Write the lines below out exactly, dropping each picture.

..........

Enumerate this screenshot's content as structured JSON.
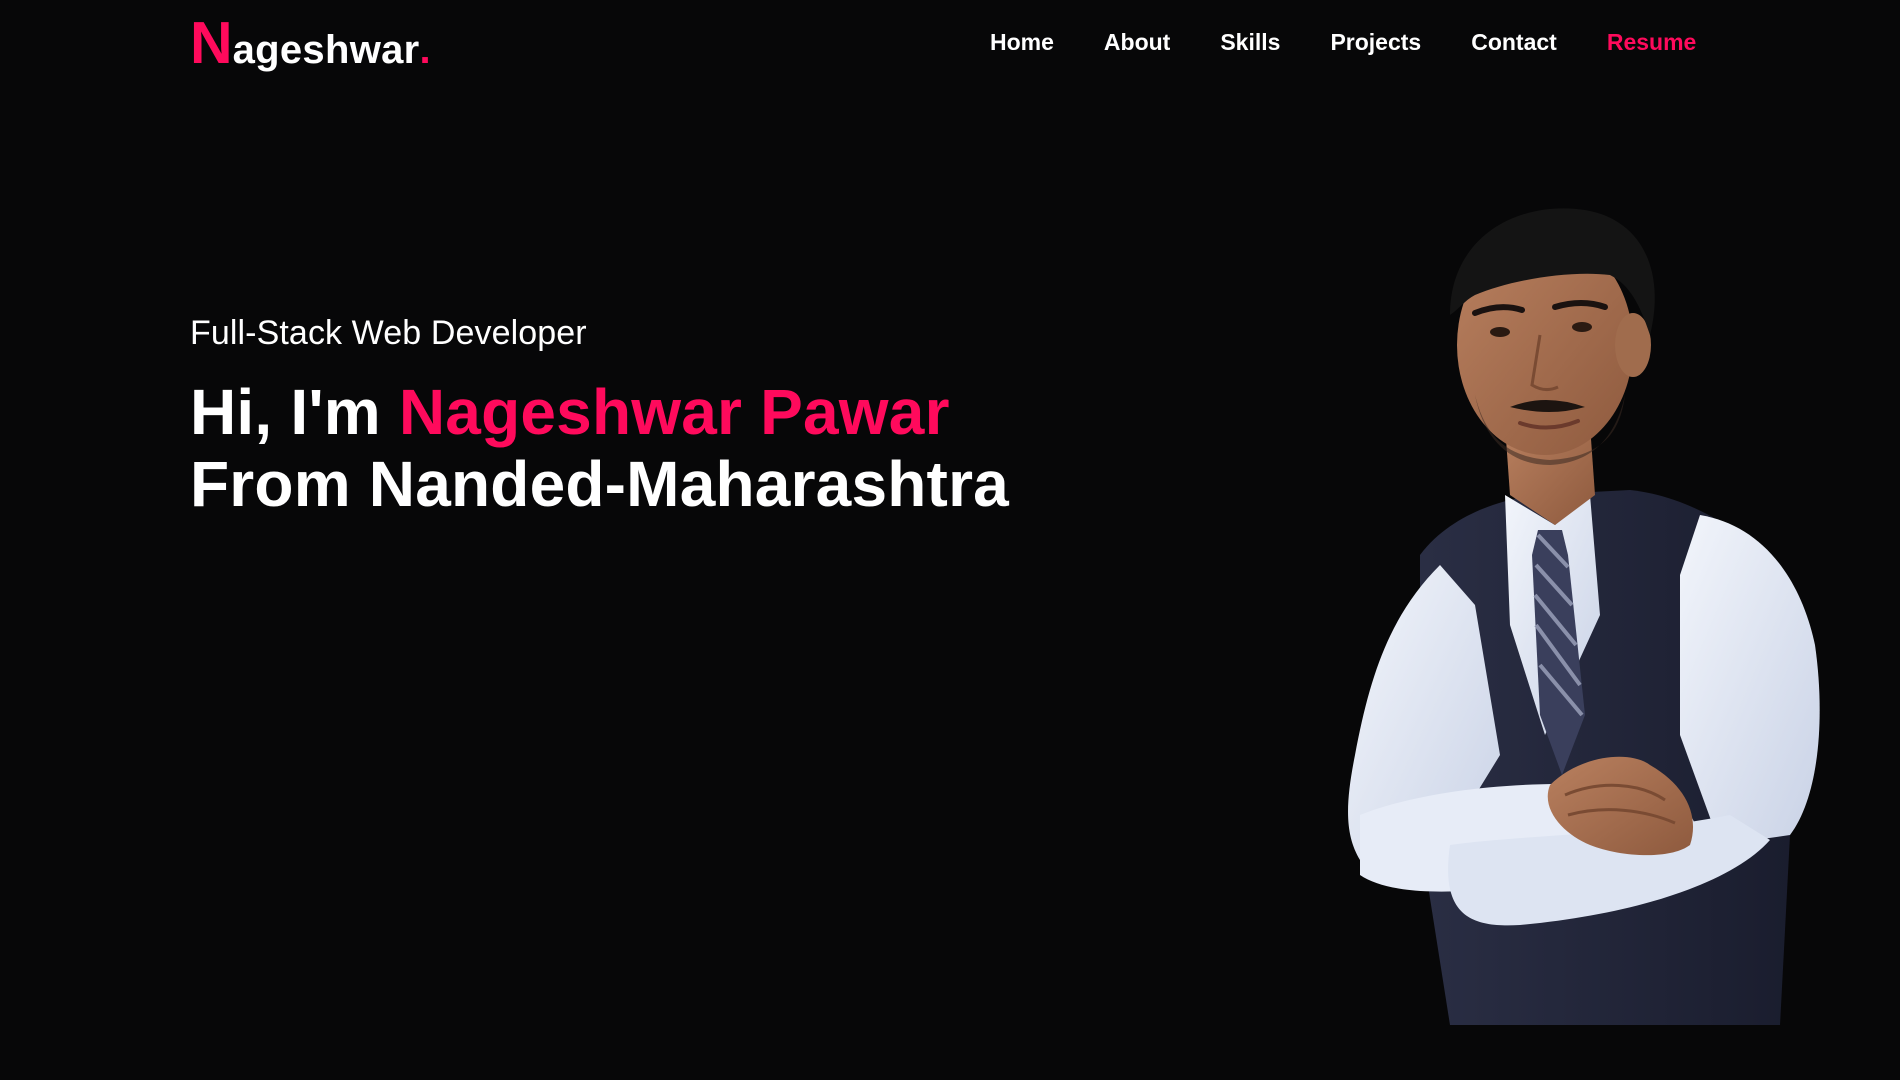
{
  "header": {
    "logo": {
      "initial": "N",
      "rest": "ageshwar",
      "dot": "."
    },
    "nav": [
      {
        "label": "Home"
      },
      {
        "label": "About"
      },
      {
        "label": "Skills"
      },
      {
        "label": "Projects"
      },
      {
        "label": "Contact"
      },
      {
        "label": "Resume"
      }
    ]
  },
  "hero": {
    "subtitle": "Full-Stack Web Developer",
    "title_prefix": "Hi, I'm ",
    "name": "Nageshwar Pawar",
    "title_line2": "From Nanded-Maharashtra"
  },
  "colors": {
    "background": "#070708",
    "accent": "#ff0a5c",
    "text": "#ffffff"
  },
  "images": {
    "portrait": "person-photo"
  }
}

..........

REPLY:
Enumerate this screenshot's content as structured JSON.
{
  "header": {
    "logo": {
      "initial": "N",
      "rest": "ageshwar",
      "dot": "."
    },
    "nav": [
      {
        "label": "Home"
      },
      {
        "label": "About"
      },
      {
        "label": "Skills"
      },
      {
        "label": "Projects"
      },
      {
        "label": "Contact"
      },
      {
        "label": "Resume"
      }
    ]
  },
  "hero": {
    "subtitle": "Full-Stack Web Developer",
    "title_prefix": "Hi, I'm ",
    "name": "Nageshwar Pawar",
    "title_line2": "From Nanded-Maharashtra"
  },
  "colors": {
    "background": "#070708",
    "accent": "#ff0a5c",
    "text": "#ffffff"
  },
  "images": {
    "portrait": "person-photo"
  }
}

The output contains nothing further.